Morgan’s reputation as practitioner of the dark arts may have been the reason he ended up dining with Rudolph Hess, Ernst Röhm and other top Nazis one night in 1932. The location was Bad Weissee outside Munich, notorious two years later as one of the sites of the Night of the Long Knives which claimed Röhm and many of his fellow SA members (see Visconti’s The Damned). Not that Morgan was unique among the British upper class in enjoying a pre-war flirtation with Nazism: witness the dabblings of Unity Mitford, Lord Rothermere, Oswald Mosley or the execrable Duke of Windsor.

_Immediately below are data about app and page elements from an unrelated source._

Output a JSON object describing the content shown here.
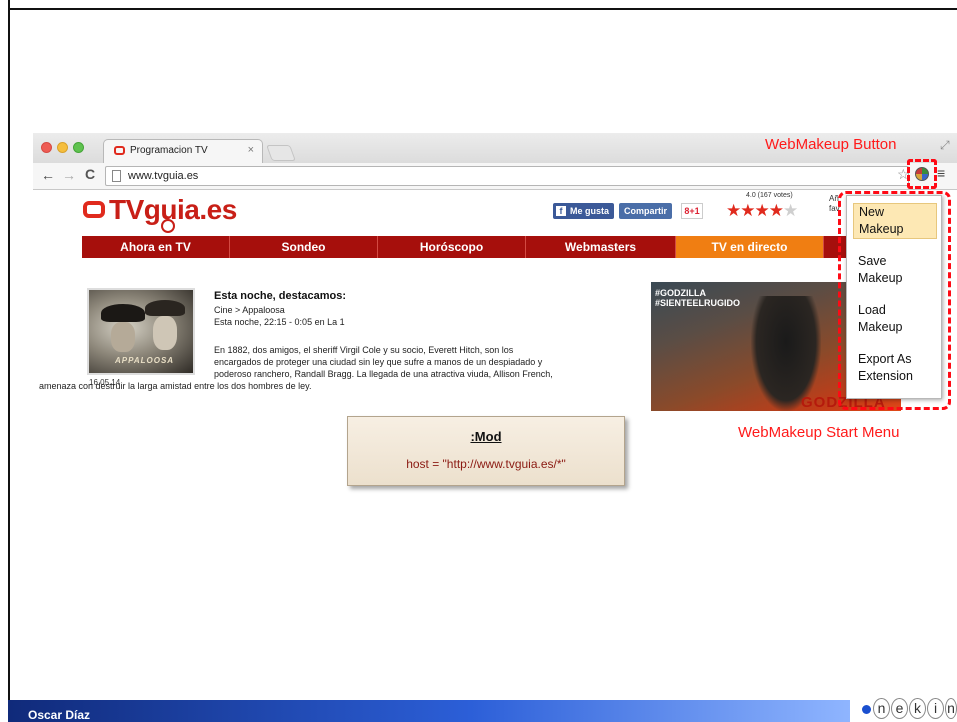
{
  "browser": {
    "tab_title": "Programacion TV",
    "tab_close": "×",
    "url": "www.tvguia.es",
    "back_glyph": "←",
    "forward_glyph": "→",
    "reload_glyph": "C",
    "star_glyph": "☆",
    "menu_glyph": "≡",
    "resize_glyph": "⤢"
  },
  "site": {
    "logo_text": "TVguia.es",
    "facebook_like": "Me gusta",
    "facebook_glyph": "f",
    "share": "Compartir",
    "gplus": "8+1",
    "rating_votes": "4.0 (167 votes)",
    "rating_filled": "★★★★",
    "rating_empty": "★",
    "rating_value": 4.0,
    "cut_label_1": "Añ",
    "cut_label_2": "fav",
    "nav": [
      {
        "label": "Ahora en TV"
      },
      {
        "label": "Sondeo"
      },
      {
        "label": "Horóscopo"
      },
      {
        "label": "Webmasters"
      },
      {
        "label": "TV en directo"
      }
    ],
    "article": {
      "heading": "Esta noche, destacamos:",
      "category": "Cine > Appaloosa",
      "time": "Esta noche, 22:15 - 0:05 en La 1",
      "body": [
        "En 1882, dos amigos, el sheriff Virgil Cole y su socio, Everett Hitch, son los",
        "encargados de proteger una ciudad sin ley que sufre a manos de un despiadado y",
        "poderoso ranchero, Randall Bragg. La llegada de una atractiva viuda, Allison French,",
        "amenaza con destruir la larga amistad entre los dos hombres de ley."
      ],
      "date": "16.05.14",
      "image_caption": "APPALOOSA"
    },
    "promo": {
      "line1": "#GODZILLA",
      "line2": "#SIENTEELRUGIDO",
      "logo": "GODZILLA"
    }
  },
  "webmakeup": {
    "button_label": "WebMakeup Button",
    "menu_label": "WebMakeup Start Menu",
    "menu_items": [
      {
        "line1": "New",
        "line2": "Makeup"
      },
      {
        "line1": "Save",
        "line2": "Makeup"
      },
      {
        "line1": "Load",
        "line2": "Makeup"
      },
      {
        "line1": "Export As",
        "line2": "Extension"
      }
    ],
    "highlight_color": "#ff0a15"
  },
  "mod": {
    "title": ":Mod",
    "host": "host = \"http://www.tvguia.es/*\""
  },
  "footer": {
    "author": "Oscar Díaz",
    "logo_letters": [
      "n",
      "e",
      "k",
      "i",
      "n"
    ]
  }
}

It is a matter of conjecture whether Morgan actually believed in Fascism, or if it was just another affectation. Virginia Woolf saw the effort with which Morgan constructed his persona, “most carefully prepared to be a poet & an eccentricity, both by his conversation, which aimed at irresponsible brilliance, & lack of reticence, & by his clothes, which must have been copied from the usual Shelley picture.” Aldous Huxley, as the opening quote showed, lampooned his myriad qualities (in fact Morgan was a middling painter and a disregarded writer).
Philippe Jullian visited Tredegar and was intrigued by his host, a figure given to “inventing new eccentricities to show the variety of his immense learning, the confidence of his taste, the insolence of his character and extent of his fortune” as Jullian’s biographer put it. The viscount appears as Lord Tanquerville in Jullian’s roman à clef Café Society (which also featured recent Flower George de Cuevas). But the French writer also witnessed the flipside to his character during dinner one night, as Morgan dressed down one of his servants – drunkenly, viciously and at length.

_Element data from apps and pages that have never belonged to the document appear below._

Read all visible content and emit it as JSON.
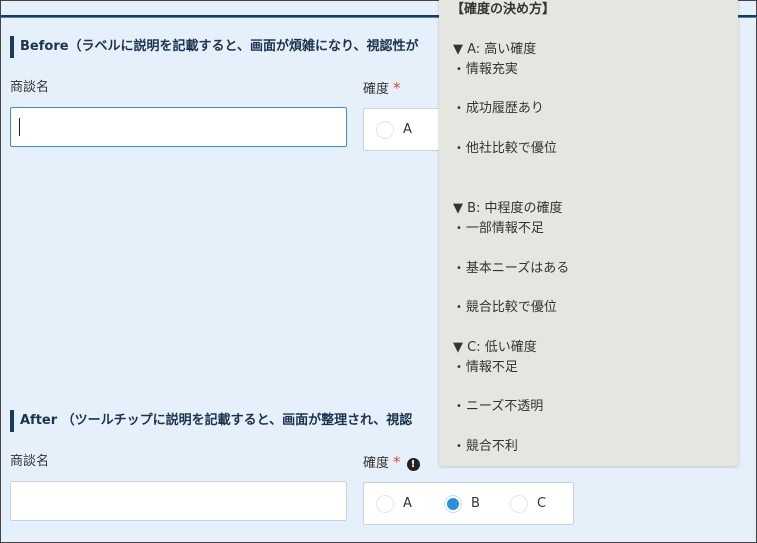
{
  "before": {
    "heading": "Before（ラベルに説明を記載すると、画面が煩雑になり、視認性が",
    "deal_name_label": "商談名",
    "deal_name_value": "",
    "certainty_label": "確度",
    "required_mark": "*",
    "options": [
      "A"
    ]
  },
  "after": {
    "heading": "After （ツールチップに説明を記載すると、画面が整理され、視認",
    "deal_name_label": "商談名",
    "deal_name_value": "",
    "certainty_label": "確度",
    "required_mark": "*",
    "info_icon_glyph": "!",
    "options": [
      "A",
      "B",
      "C"
    ],
    "selected": "B"
  },
  "tooltip": {
    "title": "【確度の決め方】",
    "grades": [
      {
        "label": "▼ A: 高い確度",
        "items": [
          "情報充実",
          "成功履歴あり",
          "他社比較で優位"
        ]
      },
      {
        "label": "▼ B: 中程度の確度",
        "items": [
          "一部情報不足",
          "基本ニーズはある",
          "競合比較で優位"
        ]
      },
      {
        "label": "▼ C: 低い確度",
        "items": [
          "情報不足",
          "ニーズ不透明",
          "競合不利"
        ]
      }
    ],
    "bullet": "•"
  },
  "colors": {
    "page_bg": "#e6f0fa",
    "heading_bar": "#1b3a5f",
    "required": "#e0453a",
    "focus_border": "#3c8fcf",
    "radio_selected": "#2c8fd6",
    "tooltip_bg": "#e6e6e1"
  }
}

Morgan was married to an English actress and a Russian princess (both unions without issue), but the most significant attachment in his life introduced himself in London’s Eiffel Tower restaurant one day with the words ‘Your name is Rameses’. This statement issued from the mouth of novelist Ronald Firbank and was evidently inspired by Morgan’s resemblance to an effigy of Rameses II in the British Museum. So highly strung was Firbank that he seemed perpetually on the point of fleeing the physical plane through sheer nerves; nonetheless he embarked on an affair with the man he came to call ‘Heaven Organ’.
Like Firbank, Morgan was a Catholic convert, and indeed had studied for the priesthood (although he sent his valet to attend lectures for him) and eventually moved in the highest Vatican circles, laden with papal honours. Despite this bond, it was Morgan’s dual nature and hair-trigger temper which caused the end of their relationship. Firbank had dedicated a play, The Princess Zoubaroff, to Morgan, who accepted the gesture but didn’t trouble himself to read it. Only as the book was going to print did Morgan state his objection to the play’s portrayal of Catholics, furiously demanding withdrawal of the dedication. Fairbank – always more canny than his flighty demeanour would suggest – had his revenge in the novel The Flower Beneath the Foot, in which he pilloried Morgan as “Eddy Monteith” of “Intriguer House”.

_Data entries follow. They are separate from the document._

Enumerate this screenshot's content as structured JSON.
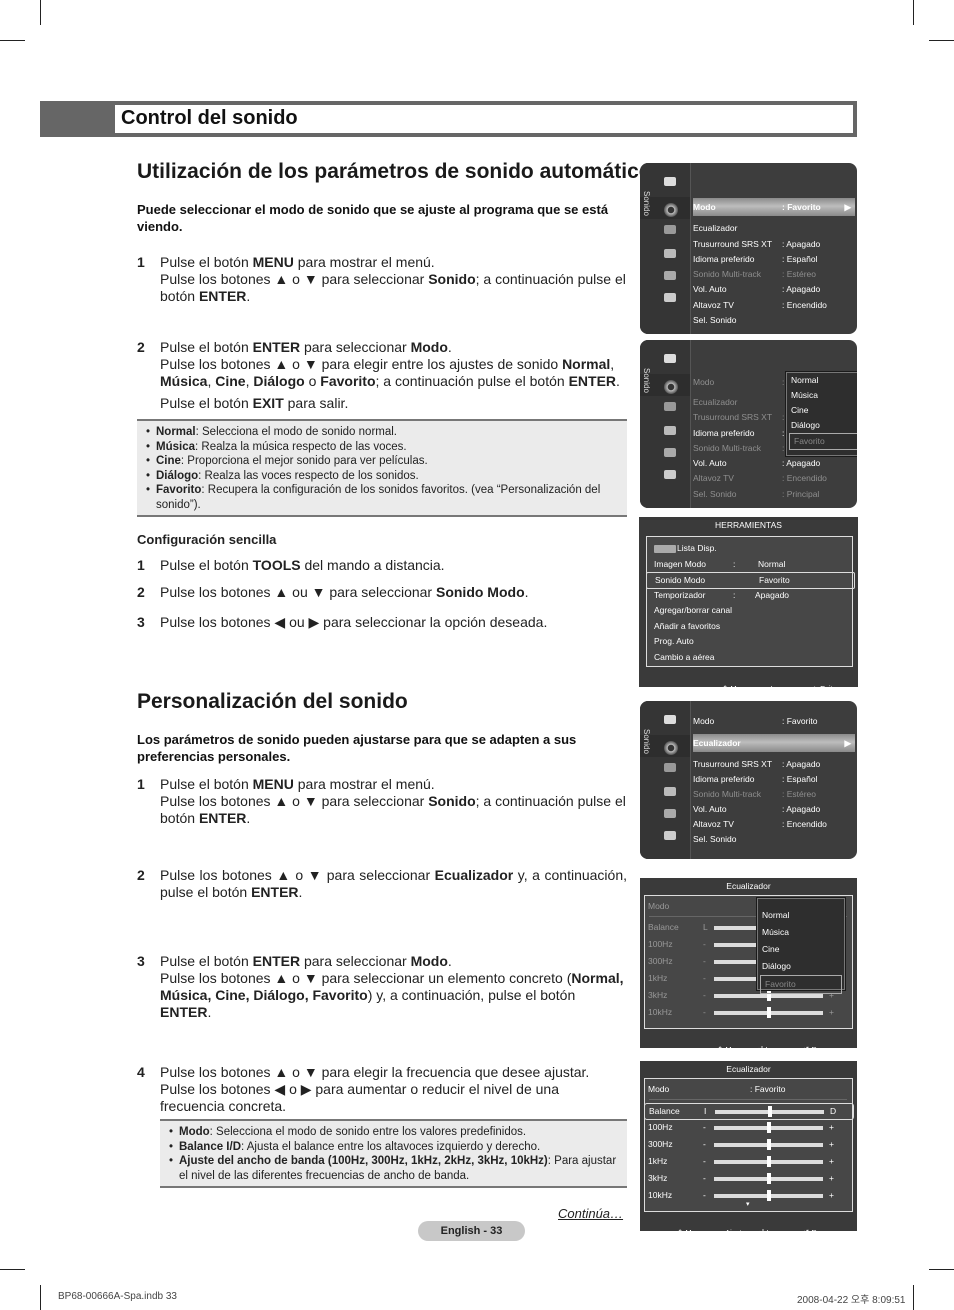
{
  "header": {
    "title": "Control del sonido"
  },
  "section1": {
    "heading": "Utilización de los parámetros de sonido automáticos",
    "lead": "Puede seleccionar el modo de sonido que se ajuste al programa que se está viendo.",
    "steps": [
      {
        "num": "1",
        "html": "Pulse el botón <b>MENU</b> para mostrar el menú.<br>Pulse los botones ▲ o ▼ para seleccionar <b>Sonido</b>; a continuación pulse el botón <b>ENTER</b>."
      },
      {
        "num": "2",
        "html": "Pulse el botón <b>ENTER</b> para seleccionar <b>Modo</b>.<br>Pulse los botones ▲ o ▼ para elegir entre los ajustes de sonido <b>Normal</b>, <b>Música</b>, <b>Cine</b>, <b>Diálogo</b> o <b>Favorito</b>; a continuación pulse el botón <b>ENTER</b>.<div style='margin-top:5px'>Pulse el botón <b>EXIT</b> para salir.</div>"
      }
    ],
    "notes": [
      {
        "term": "Normal",
        "text": ": Selecciona el modo de sonido normal."
      },
      {
        "term": "Música",
        "text": ": Realza la música respecto de las voces."
      },
      {
        "term": "Cine",
        "text": ": Proporciona el mejor sonido para ver películas."
      },
      {
        "term": "Diálogo",
        "text": ": Realza las voces respecto de los sonidos."
      },
      {
        "term": "Favorito",
        "text": ": Recupera la configuración de los sonidos favoritos. (vea “Personalización del sonido”)."
      }
    ],
    "easy": {
      "heading": "Configuración sencilla",
      "steps": [
        {
          "num": "1",
          "html": "Pulse el botón <b>TOOLS</b> del mando a distancia."
        },
        {
          "num": "2",
          "html": "Pulse los botones ▲ ou ▼ para seleccionar <b>Sonido Modo</b>."
        },
        {
          "num": "3",
          "html": "Pulse los botones ◀ ou ▶ para seleccionar la opción deseada."
        }
      ]
    }
  },
  "section2": {
    "heading": "Personalización del sonido",
    "lead": "Los parámetros de sonido pueden ajustarse para que se adapten a sus preferencias personales.",
    "steps": [
      {
        "num": "1",
        "html": "Pulse el botón <b>MENU</b> para mostrar el menú.<br>Pulse los botones ▲ o ▼ para seleccionar <b>Sonido</b>; a continuación pulse el botón <b>ENTER</b>."
      },
      {
        "num": "2",
        "html": "Pulse los botones ▲ o ▼ para seleccionar <b>Ecualizador</b> y, a continuación, pulse el botón <b>ENTER</b>."
      },
      {
        "num": "3",
        "html": "Pulse el botón <b>ENTER</b> para seleccionar <b>Modo</b>.<br>Pulse los botones ▲ o ▼ para seleccionar un elemento concreto (<b>Normal, Música, Cine, Diálogo, Favorito</b>) y, a continuación, pulse el botón <b>ENTER</b>."
      },
      {
        "num": "4",
        "html": "Pulse los botones ▲ o ▼ para elegir la frecuencia que desee ajustar.<br>Pulse los botones ◀ o ▶ para aumentar o reducir el nivel de una frecuencia concreta."
      }
    ],
    "notes": [
      {
        "term": "Modo",
        "text": ": Selecciona el modo de sonido entre los valores predefinidos."
      },
      {
        "term": "Balance I/D",
        "text": ": Ajusta el balance entre los altavoces izquierdo y derecho."
      },
      {
        "term": "Ajuste del ancho de banda (100Hz, 300Hz, 1kHz, 2kHz, 3kHz, 10kHz)",
        "text": ": Para ajustar el nivel de las diferentes frecuencias de ancho de banda."
      }
    ],
    "continues": "Continúa…"
  },
  "osd_sound_menu": {
    "side_label": "Sonido",
    "rows": [
      {
        "label": "Modo",
        "value": ": Favorito"
      },
      {
        "label": "Ecualizador",
        "value": ""
      },
      {
        "label": "Trusurround SRS XT",
        "value": ": Apagado"
      },
      {
        "label": "Idioma preferido",
        "value": ": Español"
      },
      {
        "label": "Sonido Multi-track",
        "value": ": Estéreo"
      },
      {
        "label": "Vol. Auto",
        "value": ": Apagado"
      },
      {
        "label": "Altavoz TV",
        "value": ": Encendido"
      },
      {
        "label": "Sel. Sonido",
        "value": ""
      }
    ],
    "sel_val_screen3": ": Principal"
  },
  "mode_options": [
    "Normal",
    "Música",
    "Cine",
    "Diálogo",
    "Favorito"
  ],
  "tools_menu": {
    "title": "HERRAMIENTAS",
    "rows": [
      {
        "label": "Lista Disp.",
        "sep": "",
        "value": ""
      },
      {
        "label": "Imagen Modo",
        "sep": ":",
        "value": "Normal"
      },
      {
        "label": "Sonido Modo",
        "sep": "",
        "value": "Favorito"
      },
      {
        "label": "Temporizador",
        "sep": ":",
        "value": "Apagado"
      },
      {
        "label": "Agregar/borrar canal",
        "sep": "",
        "value": ""
      },
      {
        "label": "Añadir a favoritos",
        "sep": "",
        "value": ""
      },
      {
        "label": "Prog. Auto",
        "sep": "",
        "value": ""
      },
      {
        "label": "Cambio a aérea",
        "sep": "",
        "value": ""
      }
    ],
    "footer": {
      "move": "Mover",
      "enter": "Ingresar",
      "exit": "Exit"
    }
  },
  "equalizer": {
    "title": "Ecualizador",
    "mode_label": "Modo",
    "mode_value": ": Favorito",
    "bands": [
      {
        "label": "Balance",
        "min": "I",
        "max": "D",
        "level": 0.5
      },
      {
        "label": "100Hz",
        "min": "-",
        "max": "+",
        "level": 0.5
      },
      {
        "label": "300Hz",
        "min": "-",
        "max": "+",
        "level": 0.5
      },
      {
        "label": "1kHz",
        "min": "-",
        "max": "+",
        "level": 0.5
      },
      {
        "label": "3kHz",
        "min": "-",
        "max": "+",
        "level": 0.5
      },
      {
        "label": "10kHz",
        "min": "-",
        "max": "+",
        "level": 0.5
      }
    ],
    "balance_min_popup": "L",
    "footer": {
      "move": "Mover",
      "adjust": "Ajustar",
      "enter": "Ingresar",
      "back": "Regresar"
    }
  },
  "footer": {
    "page_label": "English - 33",
    "file": "BP68-00666A-Spa.indb   33",
    "date": "2008-04-22   오후 8:09:51"
  }
}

And so while the real Evan Morgan died on this day in 1949, his confounding dichotomies live on in the fiction of his more talented associates.